West Coast Swing is obviously related to the other swing or jive rhythms, and it evolved out of swing and lindy in the 1930s. It is lazy, slow, and easy-going. It is the official state dance of California, and it dances best to easy-going bluesy or beach music. It is an evocative dance, some say sexy. You have time to embellish the figures with whatever body styling you might be moved to add.

Where swing, jive, and lindy are circular dances in which the man and woman travel around each other, West Coast Swing is a slot dance in which the woman dances up and down within a 3 X 6 foot rectangle on the dance floor, sometimes making 1/2 turns at the ends and other times moving back and forth facing the same direction. The man leads the woman forward. He steps out of her way, dances around her in various patterns, and then gets back into the slot again. Given the man's pattern of stepping to one side of the woman's slot, moving back into her slot, and perhaps stepping out of her slot on the other side, we can also visualize two slots in the shape of a cross. The woman dances up and down in her longer slot, and the man dancies back and forth in his shorter slot perpendicular to hers.

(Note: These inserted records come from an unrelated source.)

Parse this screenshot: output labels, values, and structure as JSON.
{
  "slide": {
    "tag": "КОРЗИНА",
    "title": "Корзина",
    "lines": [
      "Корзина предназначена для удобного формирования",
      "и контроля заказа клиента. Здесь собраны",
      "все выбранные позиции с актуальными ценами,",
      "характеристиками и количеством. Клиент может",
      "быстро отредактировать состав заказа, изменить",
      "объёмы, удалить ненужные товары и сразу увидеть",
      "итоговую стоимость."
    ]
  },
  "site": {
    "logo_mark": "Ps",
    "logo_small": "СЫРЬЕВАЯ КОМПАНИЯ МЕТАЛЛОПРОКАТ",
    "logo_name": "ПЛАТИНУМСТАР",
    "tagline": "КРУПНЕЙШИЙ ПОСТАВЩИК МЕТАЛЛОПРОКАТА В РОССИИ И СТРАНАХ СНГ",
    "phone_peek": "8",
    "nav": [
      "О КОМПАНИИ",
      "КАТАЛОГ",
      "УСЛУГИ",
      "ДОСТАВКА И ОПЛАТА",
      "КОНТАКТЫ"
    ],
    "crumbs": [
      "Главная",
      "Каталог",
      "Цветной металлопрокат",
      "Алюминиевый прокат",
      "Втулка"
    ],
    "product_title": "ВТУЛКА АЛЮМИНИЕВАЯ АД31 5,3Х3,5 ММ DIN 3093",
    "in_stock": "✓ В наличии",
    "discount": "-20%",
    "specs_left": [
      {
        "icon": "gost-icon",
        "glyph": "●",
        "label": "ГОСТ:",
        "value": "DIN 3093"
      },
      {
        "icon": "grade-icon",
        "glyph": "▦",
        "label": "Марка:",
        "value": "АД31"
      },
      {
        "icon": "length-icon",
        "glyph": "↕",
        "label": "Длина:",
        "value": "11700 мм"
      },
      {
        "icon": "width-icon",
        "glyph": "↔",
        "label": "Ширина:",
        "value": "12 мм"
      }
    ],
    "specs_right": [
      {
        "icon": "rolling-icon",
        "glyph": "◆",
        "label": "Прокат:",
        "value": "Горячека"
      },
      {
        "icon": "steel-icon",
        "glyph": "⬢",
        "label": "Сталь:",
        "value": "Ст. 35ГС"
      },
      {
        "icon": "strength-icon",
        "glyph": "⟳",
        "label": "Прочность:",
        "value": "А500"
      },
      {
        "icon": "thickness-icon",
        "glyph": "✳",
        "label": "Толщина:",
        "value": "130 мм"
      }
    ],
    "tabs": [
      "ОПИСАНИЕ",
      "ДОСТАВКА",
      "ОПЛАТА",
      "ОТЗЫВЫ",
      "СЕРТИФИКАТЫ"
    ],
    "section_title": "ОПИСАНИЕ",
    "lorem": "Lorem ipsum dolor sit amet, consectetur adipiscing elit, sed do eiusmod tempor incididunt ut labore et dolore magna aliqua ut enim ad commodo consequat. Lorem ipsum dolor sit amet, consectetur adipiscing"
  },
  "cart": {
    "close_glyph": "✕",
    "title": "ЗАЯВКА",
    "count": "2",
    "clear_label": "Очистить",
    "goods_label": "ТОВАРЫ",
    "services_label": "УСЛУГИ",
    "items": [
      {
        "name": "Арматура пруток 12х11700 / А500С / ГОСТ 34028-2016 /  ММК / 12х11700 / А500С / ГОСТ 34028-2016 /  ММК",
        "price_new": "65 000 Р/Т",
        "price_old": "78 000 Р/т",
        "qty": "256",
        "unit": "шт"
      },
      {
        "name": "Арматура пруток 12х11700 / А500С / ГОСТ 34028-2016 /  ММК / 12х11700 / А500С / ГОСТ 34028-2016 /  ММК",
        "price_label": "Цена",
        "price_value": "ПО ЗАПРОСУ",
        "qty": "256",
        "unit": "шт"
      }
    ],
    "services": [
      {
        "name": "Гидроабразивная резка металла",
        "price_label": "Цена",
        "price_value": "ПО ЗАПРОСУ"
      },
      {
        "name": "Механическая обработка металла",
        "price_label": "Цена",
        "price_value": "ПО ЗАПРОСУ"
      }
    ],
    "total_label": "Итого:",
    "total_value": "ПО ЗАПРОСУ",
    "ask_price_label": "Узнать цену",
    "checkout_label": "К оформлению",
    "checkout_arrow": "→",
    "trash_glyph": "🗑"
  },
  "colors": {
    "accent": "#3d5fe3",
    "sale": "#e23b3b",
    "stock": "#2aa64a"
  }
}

West Coast has three important families of figures. One is the "sugar" figures, after the sugar push, maybe the characteristic or defining figure of the rhythm. In these figures, the man does not leave the woman's slot. He blocks her and sends her back. Sugar timing is 1, 2, touch, step; 1/&, 2, — that is four quicks and a triple. This pattern is kind of tough in the beginning; you sure want to step on that third beat, so be patient. Repetition and floor-time will iron it out. The second family contains the passing figures. Here, the man does leave her slot and so allows her to pass from one end of her slot to the other. The basic timing of the passing figures is a familiar jive pattern, 123&4; 1&2. And the third family are the whip figures, where the man leaves the slot on one side, allows her to pass, moves thru the slot and leaves it again on the otherside, perhaps allowing her to pass him again back to where she began. The typical timing of the whip figures is 123&4; 123&4. Of course, there are other patterns and many variations to all these patterns.

One option in timing is to dance each "&" as an "a" as in 3a4. This has the effect of lengthening the first step and shortening the second step in each triple, a pattern we are used to in jive.

For further information on "CHOREOGRAPHED BALLROOM" please visit:

http://www.haroldsears.com/dance/